Making a few powerful wing flaps, some birds choose to stream across to San Francisco. Others work the thermals and updrafts to gain altitude until they can glide south across the cool air of the Golden Gate. Still more choose to fly north from the Gate and disappear over the hills of Marin. — Allen Fish
Allen Fish is the director of the Golden Gate Raptor Observatory. In 2003, he received the Maurice Broun Award for contributions to raptor migration research.
Steep-sided, round-topped hills. Summit is a 10-minute walk from parking area; the elevation gain is 100 feet.
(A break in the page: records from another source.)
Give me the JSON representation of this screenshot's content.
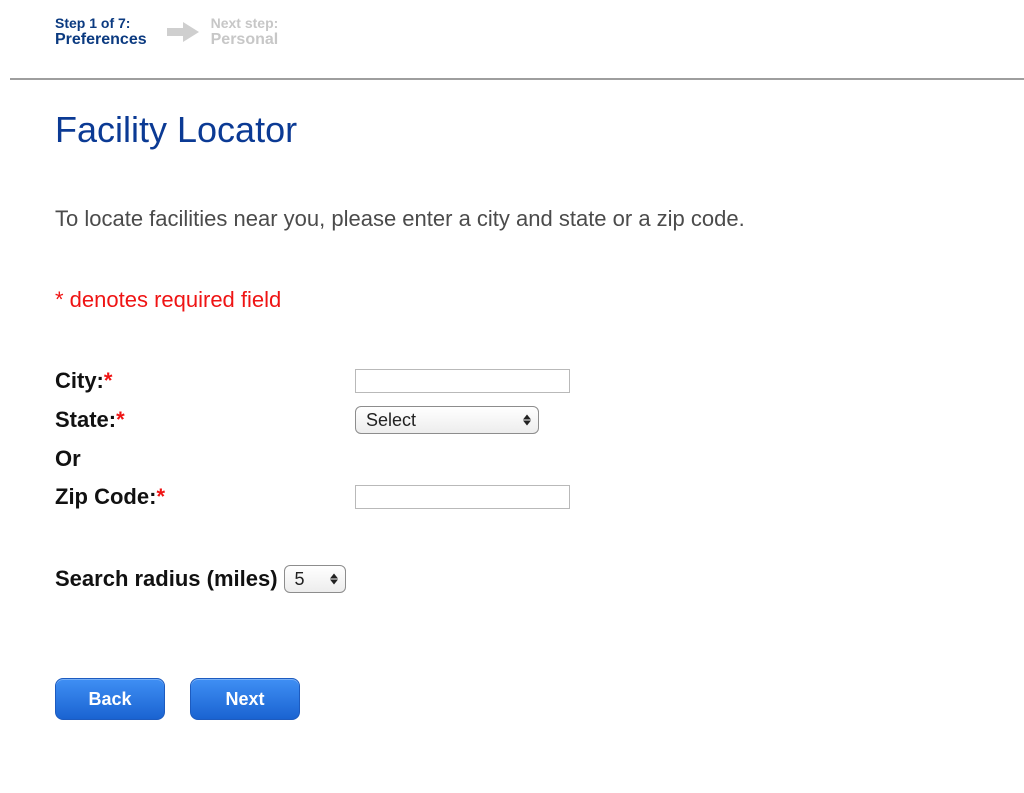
{
  "stepper": {
    "current": {
      "line1": "Step 1 of 7:",
      "line2": "Preferences"
    },
    "next": {
      "line1": "Next step:",
      "line2": "Personal"
    }
  },
  "title": "Facility Locator",
  "instructions": "To locate facilities near you, please enter a city and state or a zip code.",
  "required_note": "* denotes required field",
  "form": {
    "city_label": "City:",
    "state_label": "State:",
    "or_label": "Or",
    "zip_label": "Zip Code:",
    "state_selected": "Select",
    "city_value": "",
    "zip_value": ""
  },
  "radius": {
    "label": "Search radius (miles)",
    "selected": "5"
  },
  "buttons": {
    "back": "Back",
    "next": "Next"
  }
}
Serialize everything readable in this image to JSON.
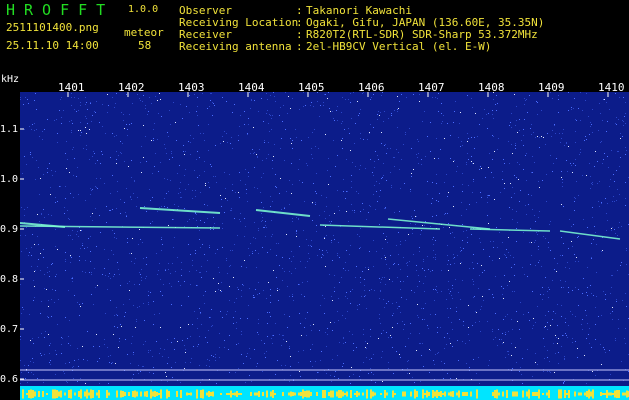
{
  "header": {
    "app_logo": "HROFFT",
    "version": "1.0.0",
    "filename": "2511101400.png",
    "datetime": "25.11.10 14:00",
    "meteor_label": "meteor",
    "meteor_count": "58",
    "info": [
      {
        "label": "Observer",
        "value": "Takanori Kawachi"
      },
      {
        "label": "Receiving Location",
        "value": "Ogaki, Gifu, JAPAN (136.60E, 35.35N)"
      },
      {
        "label": "Receiver",
        "value": "R820T2(RTL-SDR) SDR-Sharp 53.372MHz"
      },
      {
        "label": "Receiving antenna",
        "value": "2el-HB9CV Vertical (el. E-W)"
      }
    ]
  },
  "spectrogram": {
    "freq_unit": "kHz",
    "y_ticks": [
      "1.1",
      "1.0",
      "0.9",
      "0.8",
      "0.7",
      "0.6"
    ],
    "x_ticks": [
      "1401",
      "1402",
      "1403",
      "1404",
      "1405",
      "1406",
      "1407",
      "1408",
      "1409",
      "1410"
    ],
    "colors": {
      "background": "#0c1c8a",
      "noise": "#4a6cff",
      "echo": "#7fffd4",
      "level_bar": "#00e5ff",
      "level_peaks": "#f0e23a"
    }
  }
}
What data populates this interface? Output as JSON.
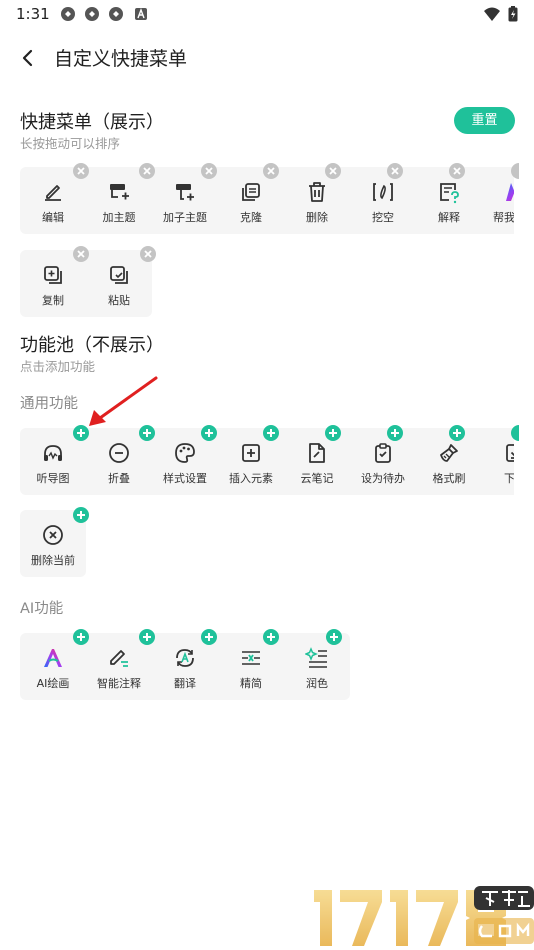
{
  "status_bar": {
    "time": "1:31"
  },
  "header": {
    "title": "自定义快捷菜单"
  },
  "shortcut_menu": {
    "title": "快捷菜单（展示）",
    "subtitle": "长按拖动可以排序",
    "reset_label": "重置",
    "items_row1": [
      {
        "label": "编辑",
        "icon": "edit-icon"
      },
      {
        "label": "加主题",
        "icon": "add-topic-icon"
      },
      {
        "label": "加子主题",
        "icon": "add-subtopic-icon"
      },
      {
        "label": "克隆",
        "icon": "clone-icon"
      },
      {
        "label": "删除",
        "icon": "trash-icon"
      },
      {
        "label": "挖空",
        "icon": "blank-icon"
      },
      {
        "label": "解释",
        "icon": "explain-icon"
      },
      {
        "label": "帮我思考",
        "icon": "ai-think-icon"
      }
    ],
    "items_row2": [
      {
        "label": "复制",
        "icon": "copy-icon"
      },
      {
        "label": "粘贴",
        "icon": "paste-icon"
      }
    ]
  },
  "function_pool": {
    "title": "功能池（不展示）",
    "subtitle": "点击添加功能",
    "general": {
      "title": "通用功能",
      "items_row1": [
        {
          "label": "听导图",
          "icon": "listen-icon"
        },
        {
          "label": "折叠",
          "icon": "collapse-icon"
        },
        {
          "label": "样式设置",
          "icon": "palette-icon"
        },
        {
          "label": "插入元素",
          "icon": "insert-icon"
        },
        {
          "label": "云笔记",
          "icon": "cloud-note-icon"
        },
        {
          "label": "设为待办",
          "icon": "todo-icon"
        },
        {
          "label": "格式刷",
          "icon": "format-brush-icon"
        },
        {
          "label": "下钻",
          "icon": "drill-down-icon"
        }
      ],
      "items_row2": [
        {
          "label": "删除当前",
          "icon": "delete-current-icon"
        }
      ]
    },
    "ai": {
      "title": "AI功能",
      "items": [
        {
          "label": "AI绘画",
          "icon": "ai-paint-icon"
        },
        {
          "label": "智能注释",
          "icon": "smart-annotate-icon"
        },
        {
          "label": "翻译",
          "icon": "translate-icon"
        },
        {
          "label": "精简",
          "icon": "simplify-icon"
        },
        {
          "label": "润色",
          "icon": "polish-icon"
        }
      ]
    }
  },
  "colors": {
    "accent": "#1fc19a",
    "remove_badge": "#c4c4c4",
    "tile_bg": "#f5f5f5",
    "arrow": "#e02020"
  }
}
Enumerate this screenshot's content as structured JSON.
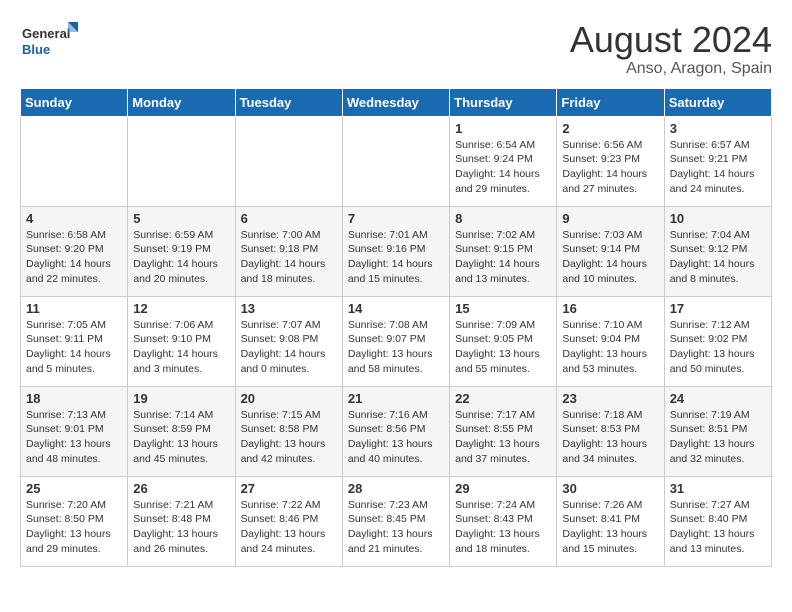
{
  "logo": {
    "general": "General",
    "blue": "Blue"
  },
  "title": "August 2024",
  "subtitle": "Anso, Aragon, Spain",
  "days_of_week": [
    "Sunday",
    "Monday",
    "Tuesday",
    "Wednesday",
    "Thursday",
    "Friday",
    "Saturday"
  ],
  "weeks": [
    [
      {
        "day": "",
        "info": ""
      },
      {
        "day": "",
        "info": ""
      },
      {
        "day": "",
        "info": ""
      },
      {
        "day": "",
        "info": ""
      },
      {
        "day": "1",
        "info": "Sunrise: 6:54 AM\nSunset: 9:24 PM\nDaylight: 14 hours\nand 29 minutes."
      },
      {
        "day": "2",
        "info": "Sunrise: 6:56 AM\nSunset: 9:23 PM\nDaylight: 14 hours\nand 27 minutes."
      },
      {
        "day": "3",
        "info": "Sunrise: 6:57 AM\nSunset: 9:21 PM\nDaylight: 14 hours\nand 24 minutes."
      }
    ],
    [
      {
        "day": "4",
        "info": "Sunrise: 6:58 AM\nSunset: 9:20 PM\nDaylight: 14 hours\nand 22 minutes."
      },
      {
        "day": "5",
        "info": "Sunrise: 6:59 AM\nSunset: 9:19 PM\nDaylight: 14 hours\nand 20 minutes."
      },
      {
        "day": "6",
        "info": "Sunrise: 7:00 AM\nSunset: 9:18 PM\nDaylight: 14 hours\nand 18 minutes."
      },
      {
        "day": "7",
        "info": "Sunrise: 7:01 AM\nSunset: 9:16 PM\nDaylight: 14 hours\nand 15 minutes."
      },
      {
        "day": "8",
        "info": "Sunrise: 7:02 AM\nSunset: 9:15 PM\nDaylight: 14 hours\nand 13 minutes."
      },
      {
        "day": "9",
        "info": "Sunrise: 7:03 AM\nSunset: 9:14 PM\nDaylight: 14 hours\nand 10 minutes."
      },
      {
        "day": "10",
        "info": "Sunrise: 7:04 AM\nSunset: 9:12 PM\nDaylight: 14 hours\nand 8 minutes."
      }
    ],
    [
      {
        "day": "11",
        "info": "Sunrise: 7:05 AM\nSunset: 9:11 PM\nDaylight: 14 hours\nand 5 minutes."
      },
      {
        "day": "12",
        "info": "Sunrise: 7:06 AM\nSunset: 9:10 PM\nDaylight: 14 hours\nand 3 minutes."
      },
      {
        "day": "13",
        "info": "Sunrise: 7:07 AM\nSunset: 9:08 PM\nDaylight: 14 hours\nand 0 minutes."
      },
      {
        "day": "14",
        "info": "Sunrise: 7:08 AM\nSunset: 9:07 PM\nDaylight: 13 hours\nand 58 minutes."
      },
      {
        "day": "15",
        "info": "Sunrise: 7:09 AM\nSunset: 9:05 PM\nDaylight: 13 hours\nand 55 minutes."
      },
      {
        "day": "16",
        "info": "Sunrise: 7:10 AM\nSunset: 9:04 PM\nDaylight: 13 hours\nand 53 minutes."
      },
      {
        "day": "17",
        "info": "Sunrise: 7:12 AM\nSunset: 9:02 PM\nDaylight: 13 hours\nand 50 minutes."
      }
    ],
    [
      {
        "day": "18",
        "info": "Sunrise: 7:13 AM\nSunset: 9:01 PM\nDaylight: 13 hours\nand 48 minutes."
      },
      {
        "day": "19",
        "info": "Sunrise: 7:14 AM\nSunset: 8:59 PM\nDaylight: 13 hours\nand 45 minutes."
      },
      {
        "day": "20",
        "info": "Sunrise: 7:15 AM\nSunset: 8:58 PM\nDaylight: 13 hours\nand 42 minutes."
      },
      {
        "day": "21",
        "info": "Sunrise: 7:16 AM\nSunset: 8:56 PM\nDaylight: 13 hours\nand 40 minutes."
      },
      {
        "day": "22",
        "info": "Sunrise: 7:17 AM\nSunset: 8:55 PM\nDaylight: 13 hours\nand 37 minutes."
      },
      {
        "day": "23",
        "info": "Sunrise: 7:18 AM\nSunset: 8:53 PM\nDaylight: 13 hours\nand 34 minutes."
      },
      {
        "day": "24",
        "info": "Sunrise: 7:19 AM\nSunset: 8:51 PM\nDaylight: 13 hours\nand 32 minutes."
      }
    ],
    [
      {
        "day": "25",
        "info": "Sunrise: 7:20 AM\nSunset: 8:50 PM\nDaylight: 13 hours\nand 29 minutes."
      },
      {
        "day": "26",
        "info": "Sunrise: 7:21 AM\nSunset: 8:48 PM\nDaylight: 13 hours\nand 26 minutes."
      },
      {
        "day": "27",
        "info": "Sunrise: 7:22 AM\nSunset: 8:46 PM\nDaylight: 13 hours\nand 24 minutes."
      },
      {
        "day": "28",
        "info": "Sunrise: 7:23 AM\nSunset: 8:45 PM\nDaylight: 13 hours\nand 21 minutes."
      },
      {
        "day": "29",
        "info": "Sunrise: 7:24 AM\nSunset: 8:43 PM\nDaylight: 13 hours\nand 18 minutes."
      },
      {
        "day": "30",
        "info": "Sunrise: 7:26 AM\nSunset: 8:41 PM\nDaylight: 13 hours\nand 15 minutes."
      },
      {
        "day": "31",
        "info": "Sunrise: 7:27 AM\nSunset: 8:40 PM\nDaylight: 13 hours\nand 13 minutes."
      }
    ]
  ]
}
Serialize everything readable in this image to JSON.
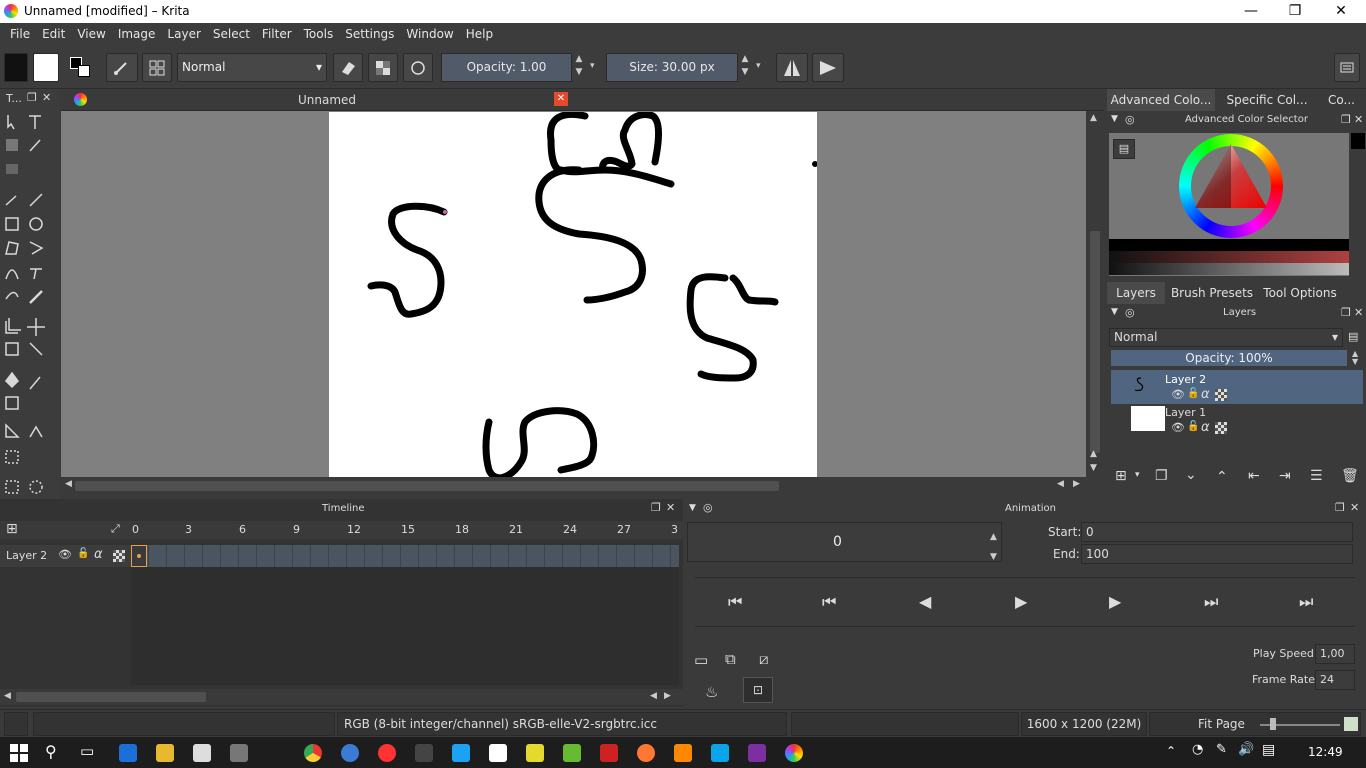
{
  "window": {
    "title": "Unnamed [modified] – Krita",
    "minimize": "—",
    "maximize": "❐",
    "close": "✕"
  },
  "menu": [
    "File",
    "Edit",
    "View",
    "Image",
    "Layer",
    "Select",
    "Filter",
    "Tools",
    "Settings",
    "Window",
    "Help"
  ],
  "toolbar": {
    "blend_mode": "Normal",
    "opacity_label": "Opacity:  1.00",
    "size_label": "Size:  30.00 px"
  },
  "toolbox": {
    "title": "T..."
  },
  "document": {
    "tab_title": "Unnamed"
  },
  "right_dock": {
    "top_tabs": [
      "Advanced Colo...",
      "Specific Col...",
      "Co..."
    ],
    "color_selector_title": "Advanced Color Selector",
    "mid_tabs": [
      "Layers",
      "Brush Presets",
      "Tool Options"
    ],
    "layers_title": "Layers",
    "blend_mode": "Normal",
    "opacity_label": "Opacity:  100%",
    "layers": [
      {
        "name": "Layer 2",
        "selected": true
      },
      {
        "name": "Layer 1",
        "selected": false
      }
    ]
  },
  "timeline": {
    "title": "Timeline",
    "ruler": [
      "0",
      "3",
      "6",
      "9",
      "12",
      "15",
      "18",
      "21",
      "24",
      "27",
      "3"
    ],
    "layer_name": "Layer 2"
  },
  "animation": {
    "title": "Animation",
    "current_frame": "0",
    "start_label": "Start:",
    "start_value": "0",
    "end_label": "End:",
    "end_value": "100",
    "play_speed_label": "Play Speed:",
    "play_speed_value": "1,00",
    "frame_rate_label": "Frame Rate:",
    "frame_rate_value": "24"
  },
  "status": {
    "color_info": "RGB (8-bit integer/channel)  sRGB-elle-V2-srgbtrc.icc",
    "dimensions": "1600 x 1200 (22M)",
    "zoom": "Fit Page"
  },
  "taskbar": {
    "time": "12:49"
  },
  "colors": {
    "accent": "#4f6580",
    "field": "#505a68",
    "panel": "#3a3a3a"
  }
}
Raptors can also be seen from parking lot and peripheral trails.
Raptors: Turkey Vulture, Osprey, White-tailed Kite, Bald and Golden Eagles, Northern Harrier, Sharp-shinned, Cooper’s, Red-shouldered, Swainson’s, Red-tailed, Ferruginous, and Rough-legged Hawks, American Kestrel, Merlin, Prairie and Peregrine Falcons. Swallows, swifts, Band-tailed Pigeon. Rarities: Northern Goshawk, Short-eared Owl. The best place in California to see Broad-winged Hawk (peaks in late September).
When to go
September through November, mid-day hours. Raptor flight is best on a light northwest wind.
On September and October weekends, docents lead HawkTalk at noon and banding demonstration at 1 pm. Marin Headlands Visitor Center, a few miles west of Hawk Hill, has bird guides, restrooms, snacks and drinks, and a record book of recent wildlife sightings.
National recreation area. No entrance fee for Hawk Hill or the Marin Headlands. Visitor center open 9:30-4:30 daily. Hawk Hill closed sunset to sunrise. Golden Gate Transit bus route 76 lets riders off about a mile from Hawk Hill at Conzelman and McCullough Rds.
Bring binoculars and a spotting scope, and dress in layers.